- Hib is spread person-to-person through the air. Your child can get Hib disease from being around children or adults who have Hib bacteria in their nose or throat. These people may or may not appear sick.
- Hib can cause meningitis (infection of the brain and spinal cord). This can lead to permanent deafness and brain damage. Hib infection can also cause pneumonia, blood infections, and severe swelling in the throat that can block breathing and lead to death.
- Hib is common throughout the world. Each year, Hib sickens millions of children worldwide and kills about 200,000. The number of children infected by Hib has greatly declined in the U.S. because of vaccination, but an unvaccinated child can still get infected.
- Vaccination is the most effective step you can take to be protected from this serious disease.
Hib (Haemophilus influenzae type b) Vaccine Schedule
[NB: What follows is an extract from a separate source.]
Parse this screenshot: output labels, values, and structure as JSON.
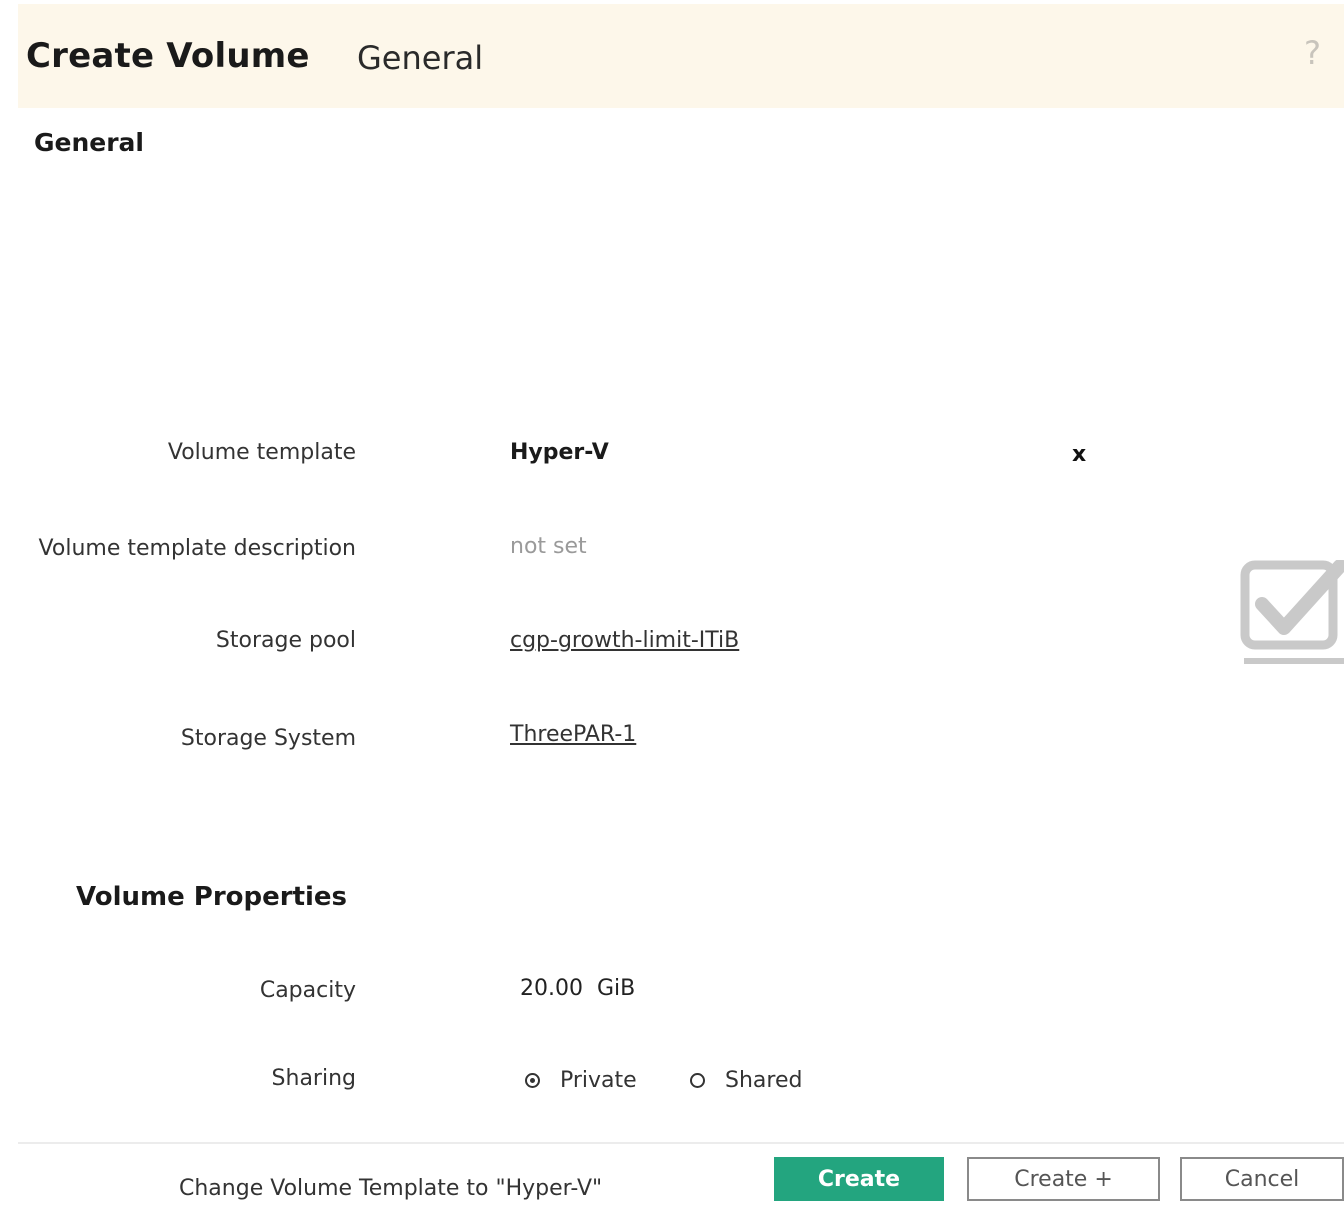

You can protect your child from Hib with vaccination. All children should get 3 or 4 doses of Hib vaccine (depending on brand), starting at 2 months of age. If your child misses a dose or gets behind schedule, make sure they get the next dose as soon as possible. Some adults with certain high-risk conditions need vaccination with Hib. Talk to your healthcare provider to find out if you need this vaccine.
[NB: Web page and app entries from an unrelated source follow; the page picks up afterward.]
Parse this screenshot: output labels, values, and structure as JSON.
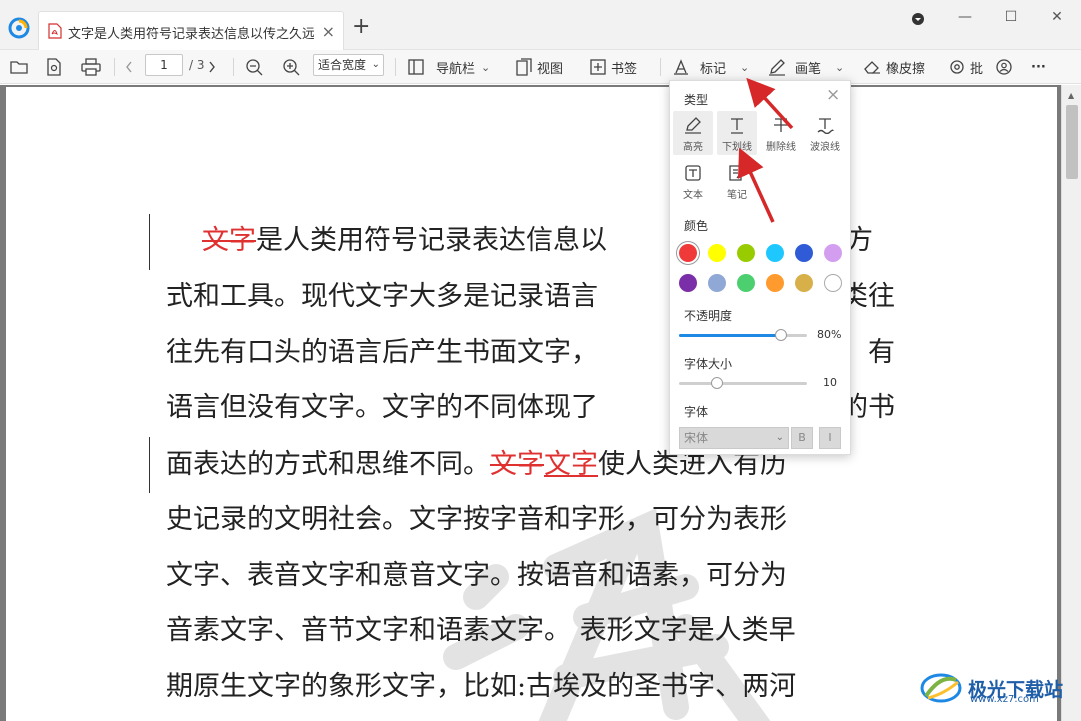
{
  "titlebar": {
    "tab_title": "文字是人类用符号记录表达信息以传之久远...",
    "tab_close": "×",
    "new_tab": "+",
    "minimize": "—",
    "maximize": "☐",
    "close": "✕"
  },
  "toolbar": {
    "page_current": "1",
    "page_total": "/ 3",
    "zoom_value": "适合宽度",
    "nav_label": "导航栏",
    "view_label": "视图",
    "bookmark_label": "书签",
    "mark_label": "标记",
    "pen_label": "画笔",
    "eraser_label": "橡皮擦",
    "annotate_label": "批",
    "more_label": "···"
  },
  "document": {
    "lines": [
      {
        "pre": "",
        "strike": "文字",
        "underline": "",
        "post": "是人类用符号记录表达信息以",
        "tail": "方"
      },
      {
        "pre": "式和工具。现代文字大多是记录语言",
        "strike": "",
        "underline": "",
        "post": "",
        "tail": "类往"
      },
      {
        "pre": "往先有口头的语言后产生书面文字，",
        "strike": "",
        "underline": "",
        "post": "",
        "tail": "有"
      },
      {
        "pre": "语言但没有文字。文字的不同体现了",
        "strike": "",
        "underline": "",
        "post": "",
        "tail": "的书"
      },
      {
        "pre": "面表达的方式和思维不同。",
        "strike": "文字",
        "underline": "文字",
        "post": "使人类进入有历",
        "tail": ""
      },
      {
        "pre": "史记录的文明社会。文字按字音和字形，可分为表形",
        "strike": "",
        "underline": "",
        "post": "",
        "tail": ""
      },
      {
        "pre": "文字、表音文字和意音文字。按语音和语素，可分为",
        "strike": "",
        "underline": "",
        "post": "",
        "tail": ""
      },
      {
        "pre": "音素文字、音节文字和语素文字。 表形文字是人类早",
        "strike": "",
        "underline": "",
        "post": "",
        "tail": ""
      },
      {
        "pre": "期原生文字的象形文字，比如:古埃及的圣书字、两河",
        "strike": "",
        "underline": "",
        "post": "",
        "tail": ""
      }
    ]
  },
  "panel": {
    "type_title": "类型",
    "close": "×",
    "tools": [
      {
        "label": "高亮",
        "icon": "highlight-icon"
      },
      {
        "label": "下划线",
        "icon": "underline-icon"
      },
      {
        "label": "删除线",
        "icon": "strikethrough-icon"
      },
      {
        "label": "波浪线",
        "icon": "wavy-line-icon"
      },
      {
        "label": "文本",
        "icon": "text-box-icon"
      },
      {
        "label": "笔记",
        "icon": "note-icon"
      }
    ],
    "color_title": "颜色",
    "colors": [
      "#f03a3a",
      "#ffff00",
      "#99cc00",
      "#1ec8ff",
      "#2f5bd6",
      "#d39ef0",
      "#7a2fa8",
      "#8fa8d6",
      "#4ccf6f",
      "#ff9a2e",
      "#d8b04a",
      "#ffffff"
    ],
    "selected_color": "#f03a3a",
    "opacity_title": "不透明度",
    "opacity_value": "80%",
    "opacity_fraction": 0.8,
    "fontsize_title": "字体大小",
    "fontsize_value": "10",
    "fontsize_fraction": 0.3,
    "font_title": "字体",
    "font_value": "宋体",
    "bold_label": "B",
    "italic_label": "I"
  },
  "brand": {
    "name": "极光下载站",
    "url": "www.xz7.com"
  }
}
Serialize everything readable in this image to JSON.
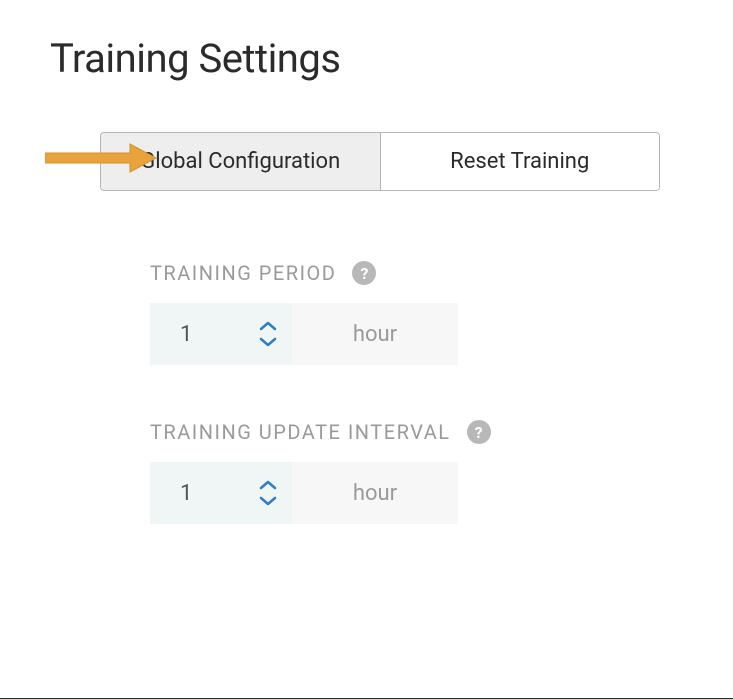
{
  "header": {
    "title": "Training Settings"
  },
  "tabs": {
    "global": "Global Configuration",
    "reset": "Reset Training"
  },
  "fields": {
    "period": {
      "label": "TRAINING PERIOD",
      "value": "1",
      "unit": "hour"
    },
    "interval": {
      "label": "TRAINING UPDATE INTERVAL",
      "value": "1",
      "unit": "hour"
    }
  },
  "icons": {
    "help": "?"
  }
}
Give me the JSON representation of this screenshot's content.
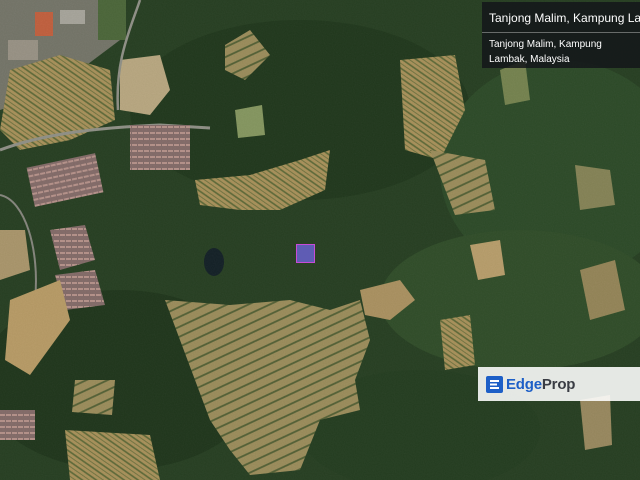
{
  "info_panel": {
    "title": "Tanjong Malim, Kampung Lambak, Ma",
    "address": "Tanjong Malim, Kampung Lambak, Malaysia"
  },
  "watermark": {
    "brand_edge": "Edge",
    "brand_prop": "Prop"
  },
  "colors": {
    "forest_dark": "#1f3a1c",
    "forest_mid": "#2c4a24",
    "cleared_land": "#b59a63",
    "water": "#0e1a24",
    "urban": "#9a8c8c",
    "pin_fill": "#6e64dc",
    "pin_border": "#c84bd6",
    "brand_blue": "#1d5fc7",
    "brand_gray": "#3a3d44"
  },
  "icons": {
    "location_marker": "square-marker",
    "brand_logo": "edgeprop-e-icon"
  }
}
Three doses or four doses, depending on the brand, of a Hib vaccine are recommended for children by doctors as the best way to protect against Hib disease. Learn more about the flu and vaccine, including the Weekly U.S. Influenza Surveillance Report. A Spanish-language version is also available.
Find fact sheets, resources, multimedia, and more for parents and children from the Centers for Disease Control and Prevention.
Find easy-to-understand vaccine information for yourself or your loved ones, from the Department of Health & Human Services.
A couple with serious concerns about the safety and morality of vaccination delayed immunizing their infant daughter. While they research their questions, their daughter is hospitalized with Haemophilus influenzae type b (Hib).Read more.
A busy mother procrastinates about getting her daughter’s Hib vaccination. She describes the anguish of watching her 2-year-old’s near-fatal illness.Read more.
People of any age can feel a bit anxious about getting a shot. Some may be so anxious that they avoid vaccination…even when they know it’s important. Learn more about simple ways to help any child or adult feel better and more confident when getting vaccinated.